We should watch a movie about a young boy in Florida who gets caught up in the African-American experience and his struggles. We should find another movie dealing with gang violence in New Jersey. We should watch a movie about a young white male who gets tangled up in gang violence in Queens. We should watch a movie about a black man working in a factory in Flint Michigan and he learns to embrace his humanity and his vulnerability. We should watch a movie about an American doctor in Boston who treats a man who gets hit by a truck in a parking lot and how he deals with it. We should watch a movie about an African-American writer named Toni Morrison in Minneapolis, Minneapolis, Minnesota, and we should watch a movie about African men who are working in the coal mines of Eastern Kentucky. And then maybe we should start watching a movie about the African American soldier named Desmond Doss and what it is like to be black in uniform. Or on the front lines in Afghanistan. Or the battlefields of the Second World War.
We should watch a movie that speaks about what it really means to be African American for African Americans, and not about being black for the sake of being black and no other reason other then it appeals to black audiences.
We should watch a movie with an African American lead in it. We should watch a movie with a black main character. We should watch a movie where the protagonist is an African American man. We should listen to a movie where his actions are not in relation to another race that he is in conflict with or doesn’t know how to interact or is being made to feel like a second class citizen. We should also listen to stories with African-American leads told by black actors about his experiences.
We should listen to books about African Americans including a book with an African American protagonist in it.
It should be a film with at least one African American director and maybe two of them with African American leads.
And finally, a movie about the African American community, its experiences, and challenges from a black man’s perspective.
I’m so excited and proud of what the film industry has made, but I want more. I want to watch more movies with African American leads, where their struggles are actually the main focus of the story, and they are not simply a means by which a white character to further his agenda. And I want there to be more films with African American lead actors who are actually out on the streets playing a key role in the stories so that we all understand that in their own way, African Americans are not a commodity for the market to commodify and use as a means to generate financial value. I want to watch more films where the African American characters have depth and struggle and the actual struggle of being African American isn’t just about what the white audience is looking for in a film but that the film itself represents the struggle that the black community goes through.
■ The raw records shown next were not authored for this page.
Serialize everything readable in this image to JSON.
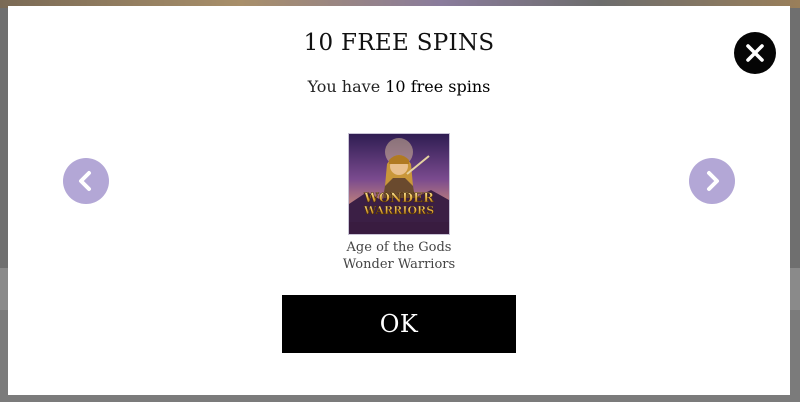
{
  "modal": {
    "title": "10 FREE SPINS",
    "subtitle_prefix": "You have ",
    "subtitle_highlight": "10 free spins",
    "ok_label": "OK"
  },
  "game": {
    "name_line1": "Age of the Gods",
    "name_line2": "Wonder Warriors",
    "thumb_logo_line1": "WONDER",
    "thumb_logo_line2": "WARRIORS"
  },
  "icons": {
    "close": "close-icon",
    "prev": "chevron-left-icon",
    "next": "chevron-right-icon"
  },
  "colors": {
    "nav_button": "#b3a7d6",
    "close_button": "#050505",
    "ok_button": "#000000",
    "overlay": "#6f6f6f"
  }
}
And the more and more we try to capture a larger African American community that really exists and does not exist in some sort of manufactured bubble in order to sell their art, the more we show ourselves as not a commodity that can be resold, but a dynamic and unique and unique human individual.
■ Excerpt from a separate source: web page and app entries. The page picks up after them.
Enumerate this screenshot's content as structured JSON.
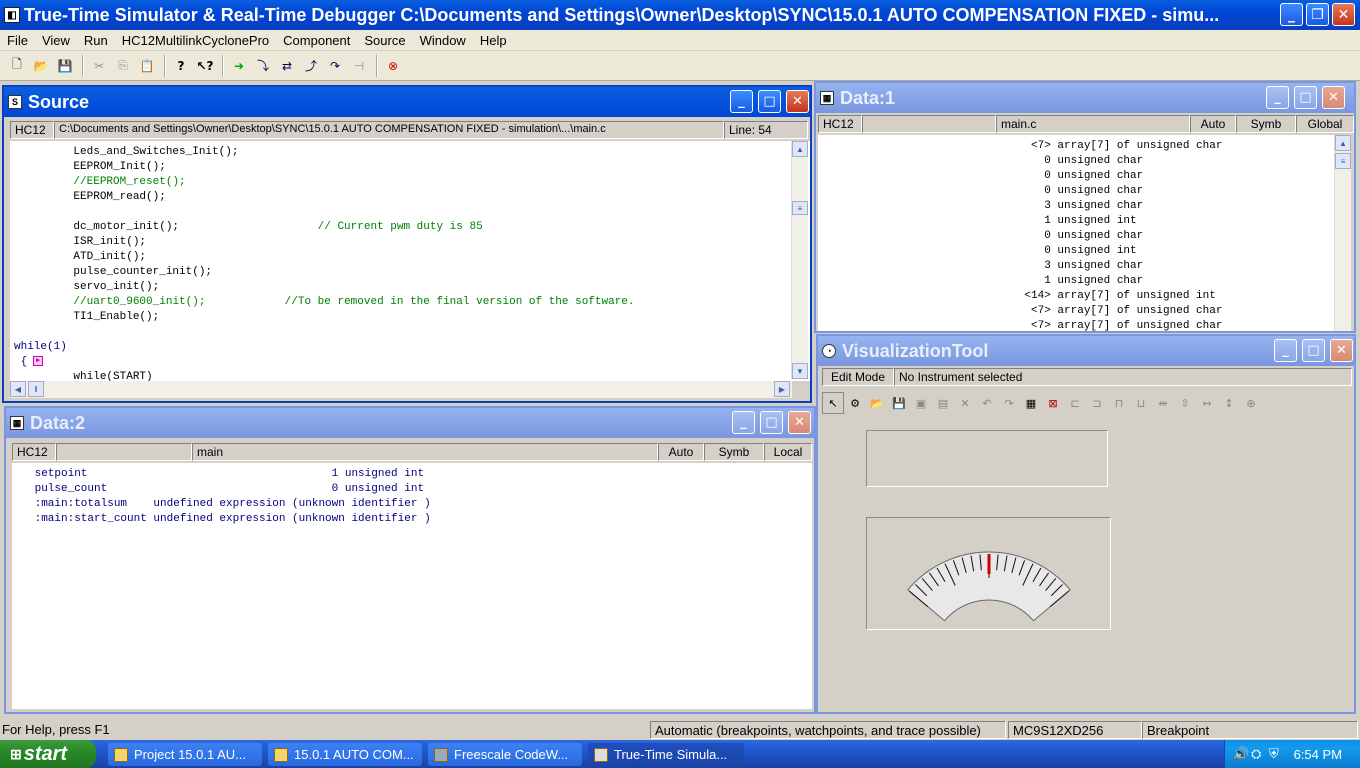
{
  "app": {
    "title": "True-Time Simulator & Real-Time Debugger   C:\\Documents and Settings\\Owner\\Desktop\\SYNC\\15.0.1 AUTO COMPENSATION FIXED - simu..."
  },
  "menu": [
    "File",
    "View",
    "Run",
    "HC12MultilinkCyclonePro",
    "Component",
    "Source",
    "Window",
    "Help"
  ],
  "toolbar": {
    "icons": [
      "new-icon",
      "open-icon",
      "save-icon",
      "cut-icon",
      "copy-icon",
      "paste-icon",
      "help-icon",
      "context-help-icon",
      "start-icon",
      "single-step-icon",
      "step-over-icon",
      "step-out-icon",
      "assembly-step-icon",
      "halt-icon",
      "reset-icon"
    ]
  },
  "source": {
    "title": "Source",
    "cpu": "HC12",
    "path": "C:\\Documents and Settings\\Owner\\Desktop\\SYNC\\15.0.1 AUTO COMPENSATION FIXED - simulation\\...\\main.c",
    "line_label": "Line: 54",
    "lines": [
      {
        "code": "         Leds_and_Switches_Init();",
        "comment": ""
      },
      {
        "code": "         EEPROM_Init();",
        "comment": ""
      },
      {
        "code": "         ",
        "comment": "//EEPROM_reset();"
      },
      {
        "code": "         EEPROM_read();",
        "comment": ""
      },
      {
        "code": "",
        "comment": ""
      },
      {
        "code": "         dc_motor_init();                     ",
        "comment": "// Current pwm duty is 85"
      },
      {
        "code": "         ISR_init();",
        "comment": ""
      },
      {
        "code": "         ATD_init();",
        "comment": ""
      },
      {
        "code": "         pulse_counter_init();",
        "comment": ""
      },
      {
        "code": "         servo_init();",
        "comment": ""
      },
      {
        "code": "         ",
        "comment": "//uart0_9600_init();            //To be removed in the final version of the software."
      },
      {
        "code": "         TI1_Enable();",
        "comment": ""
      },
      {
        "code": "",
        "comment": ""
      },
      {
        "code": "while(1)",
        "comment": ""
      },
      {
        "code": " {",
        "comment": ""
      },
      {
        "code": "         while(START)",
        "comment": ""
      }
    ]
  },
  "data1": {
    "title": "Data:1",
    "cpu": "HC12",
    "module": "main.c",
    "mode": "Auto",
    "format": "Symb",
    "scope": "Global",
    "rows": [
      "     <7> array[7] of unsigned char",
      "       0 unsigned char",
      "       0 unsigned char",
      "       0 unsigned char",
      "       3 unsigned char",
      "       1 unsigned int",
      "       0 unsigned char",
      "       0 unsigned int",
      "       3 unsigned char",
      "       1 unsigned char",
      "    <14> array[7] of unsigned int",
      "     <7> array[7] of unsigned char",
      "     <7> array[7] of unsigned char"
    ]
  },
  "data2": {
    "title": "Data:2",
    "cpu": "HC12",
    "module": "main",
    "mode": "Auto",
    "format": "Symb",
    "scope": "Local",
    "rows": [
      " setpoint                                     1 unsigned int",
      " pulse_count                                  0 unsigned int",
      " :main:totalsum    undefined expression (unknown identifier )",
      " :main:start_count undefined expression (unknown identifier )"
    ]
  },
  "viz": {
    "title": "VisualizationTool",
    "edit_mode": "Edit Mode",
    "instrument": "No Instrument selected",
    "gauge_value": 0.5
  },
  "status": {
    "help": "For Help, press F1",
    "mode": "Automatic (breakpoints, watchpoints, and trace possible)",
    "chip": "MC9S12XD256",
    "state": "Breakpoint"
  },
  "taskbar": {
    "start": "start",
    "tasks": [
      "Project 15.0.1 AU...",
      "15.0.1 AUTO COM...",
      "Freescale CodeW...",
      "True-Time Simula..."
    ],
    "clock": "6:54 PM"
  },
  "colors": {
    "titlebar": "#0046d5",
    "comment": "#008000",
    "keyword": "#000080"
  }
}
I know that I’m not alone in wanting to see more and more African-American films. I know that I don’t think I’m alone in this either.
I know that I’m not alone in needing these films more than I’ll ever know what to say to one of my favorite actors. I know that I’m not alone in being curious what it’s doing for me in this moment in my life.
And I know that I’m not alone to think that it’s worth the effort. It’s worth it even if I’m an old white man with 20 years of film history sitting at his computer telling me that it’s not worth my time and my money that I’m not interested in the film. You must be one of the people out there wondering why I’m not giving it more of a chance. I apologize in advance if you’re reading this and you either don’t know me or you hate the idea of finding a film with a black leads that doesn’t appeal to you and therefore the possibility of seeing the film to be one of the reasons that you don’t give it more of a chance. This is just something I’ve come to in the last two months.
It’s been two years since I saw ‘The Help’ . I wanted to come back this year to see if everything has really changed for this film since 2012, so I started digging. It’s still true that, outside the film, there are very few African American characters who seem to be given a chance. The very first African-American character in a major film that I know was ‘Empire’ was played by Joseph Gordon-Levitt. That film had great chemistry between David Oyelowo and Samuel L. Jackson, but it still didn’t feel like I’m seeing a real African-American character